The answer should be every line below, retyped exactly.

------------

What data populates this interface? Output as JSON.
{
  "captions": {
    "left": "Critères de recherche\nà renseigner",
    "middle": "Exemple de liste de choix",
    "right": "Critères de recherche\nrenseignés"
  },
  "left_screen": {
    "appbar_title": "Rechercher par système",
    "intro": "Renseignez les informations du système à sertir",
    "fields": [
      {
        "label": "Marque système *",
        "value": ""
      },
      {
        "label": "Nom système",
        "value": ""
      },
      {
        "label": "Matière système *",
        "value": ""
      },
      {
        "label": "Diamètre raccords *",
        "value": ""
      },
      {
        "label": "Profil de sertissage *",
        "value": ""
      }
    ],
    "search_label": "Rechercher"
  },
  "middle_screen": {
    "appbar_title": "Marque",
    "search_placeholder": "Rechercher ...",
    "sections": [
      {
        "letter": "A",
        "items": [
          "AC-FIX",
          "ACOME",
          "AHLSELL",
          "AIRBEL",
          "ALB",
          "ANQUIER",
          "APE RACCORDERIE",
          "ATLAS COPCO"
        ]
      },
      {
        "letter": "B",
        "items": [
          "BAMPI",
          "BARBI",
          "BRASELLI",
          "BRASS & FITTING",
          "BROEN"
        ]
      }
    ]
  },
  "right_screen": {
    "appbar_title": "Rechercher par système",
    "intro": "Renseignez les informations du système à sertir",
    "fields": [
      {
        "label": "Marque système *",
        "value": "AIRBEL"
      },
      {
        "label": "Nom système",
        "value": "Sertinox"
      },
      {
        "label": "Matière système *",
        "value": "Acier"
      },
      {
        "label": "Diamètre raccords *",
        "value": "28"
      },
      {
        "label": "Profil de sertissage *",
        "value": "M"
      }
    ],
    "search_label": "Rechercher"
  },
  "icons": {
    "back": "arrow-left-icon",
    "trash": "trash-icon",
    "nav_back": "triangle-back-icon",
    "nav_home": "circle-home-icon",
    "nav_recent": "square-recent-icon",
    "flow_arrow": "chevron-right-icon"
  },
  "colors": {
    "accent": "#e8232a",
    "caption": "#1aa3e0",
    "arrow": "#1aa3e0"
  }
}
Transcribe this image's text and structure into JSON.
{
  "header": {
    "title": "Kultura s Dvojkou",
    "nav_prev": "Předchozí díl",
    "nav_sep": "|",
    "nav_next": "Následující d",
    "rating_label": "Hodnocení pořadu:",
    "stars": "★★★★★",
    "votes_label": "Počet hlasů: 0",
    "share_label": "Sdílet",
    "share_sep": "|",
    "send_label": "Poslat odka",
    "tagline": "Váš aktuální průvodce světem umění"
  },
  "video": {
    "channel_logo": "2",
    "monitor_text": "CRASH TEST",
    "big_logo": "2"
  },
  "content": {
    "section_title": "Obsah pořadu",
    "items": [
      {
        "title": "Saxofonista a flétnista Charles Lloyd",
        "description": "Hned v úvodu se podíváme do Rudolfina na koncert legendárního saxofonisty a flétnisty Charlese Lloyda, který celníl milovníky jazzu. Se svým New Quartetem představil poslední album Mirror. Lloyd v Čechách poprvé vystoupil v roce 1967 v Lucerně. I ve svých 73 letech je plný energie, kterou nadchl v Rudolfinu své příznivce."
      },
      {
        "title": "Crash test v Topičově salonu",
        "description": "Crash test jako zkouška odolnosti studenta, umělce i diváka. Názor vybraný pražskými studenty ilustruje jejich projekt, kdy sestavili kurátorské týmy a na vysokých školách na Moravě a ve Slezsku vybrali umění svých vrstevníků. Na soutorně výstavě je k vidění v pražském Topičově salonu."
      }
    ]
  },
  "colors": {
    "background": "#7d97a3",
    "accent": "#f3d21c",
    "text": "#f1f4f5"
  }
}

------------

**TASK OUTPUT**:
What data populates this interface? Output as JSON.
{
  "captions": {
    "left": "Critères de recherche\nà renseigner",
    "middle": "Exemple de liste de choix",
    "right": "Critères de recherche\nrenseignés"
  },
  "left_screen": {
    "appbar_title": "Rechercher par système",
    "intro": "Renseignez les informations du système à sertir",
    "fields": [
      {
        "label": "Marque système *",
        "value": ""
      },
      {
        "label": "Nom système",
        "value": ""
      },
      {
        "label": "Matière système *",
        "value": ""
      },
      {
        "label": "Diamètre raccords *",
        "value": ""
      },
      {
        "label": "Profil de sertissage *",
        "value": ""
      }
    ],
    "search_label": "Rechercher"
  },
  "middle_screen": {
    "appbar_title": "Marque",
    "search_placeholder": "Rechercher ...",
    "sections": [
      {
        "letter": "A",
        "items": [
          "AC-FIX",
          "ACOME",
          "AHLSELL",
          "AIRBEL",
          "ALB",
          "ANQUIER",
          "APE RACCORDERIE",
          "ATLAS COPCO"
        ]
      },
      {
        "letter": "B",
        "items": [
          "BAMPI",
          "BARBI",
          "BRASELLI",
          "BRASS & FITTING",
          "BROEN"
        ]
      }
    ]
  },
  "right_screen": {
    "appbar_title": "Rechercher par système",
    "intro": "Renseignez les informations du système à sertir",
    "fields": [
      {
        "label": "Marque système *",
        "value": "AIRBEL"
      },
      {
        "label": "Nom système",
        "value": "Sertinox"
      },
      {
        "label": "Matière système *",
        "value": "Acier"
      },
      {
        "label": "Diamètre raccords *",
        "value": "28"
      },
      {
        "label": "Profil de sertissage *",
        "value": "M"
      }
    ],
    "search_label": "Rechercher"
  },
  "icons": {
    "back": "arrow-left-icon",
    "trash": "trash-icon",
    "nav_back": "triangle-back-icon",
    "nav_home": "circle-home-icon",
    "nav_recent": "square-recent-icon",
    "flow_arrow": "chevron-right-icon"
  },
  "colors": {
    "accent": "#e8232a",
    "caption": "#1aa3e0",
    "arrow": "#1aa3e0"
  }
}
Transcribe this image's text and structure into JSON.
{
  "header": {
    "title": "Kultura s Dvojkou",
    "nav_prev": "Předchozí díl",
    "nav_sep": "|",
    "nav_next": "Následující d",
    "rating_label": "Hodnocení pořadu:",
    "stars": "★★★★★",
    "votes_label": "Počet hlasů: 0",
    "share_label": "Sdílet",
    "share_sep": "|",
    "send_label": "Poslat odka",
    "tagline": "Váš aktuální průvodce světem umění"
  },
  "video": {
    "channel_logo": "2",
    "monitor_text": "CRASH TEST",
    "big_logo": "2"
  },
  "content": {
    "section_title": "Obsah pořadu",
    "items": [
      {
        "title": "Saxofonista a flétnista Charles Lloyd",
        "description": "Hned v úvodu se podíváme do Rudolfina na koncert legendárního saxofonisty a flétnisty Charlese Lloyda, který celníl milovníky jazzu. Se svým New Quartetem představil poslední album Mirror. Lloyd v Čechách poprvé vystoupil v roce 1967 v Lucerně. I ve svých 73 letech je plný energie, kterou nadchl v Rudolfinu své příznivce."
      },
      {
        "title": "Crash test v Topičově salonu",
        "description": "Crash test jako zkouška odolnosti studenta, umělce i diváka. Názor vybraný pražskými studenty ilustruje jejich projekt, kdy sestavili kurátorské týmy a na vysokých školách na Moravě a ve Slezsku vybrali umění svých vrstevníků. Na soutorně výstavě je k vidění v pražském Topičově salonu."
      }
    ]
  },
  "colors": {
    "background": "#7d97a3",
    "accent": "#f3d21c",
    "text": "#f1f4f5"
  }
}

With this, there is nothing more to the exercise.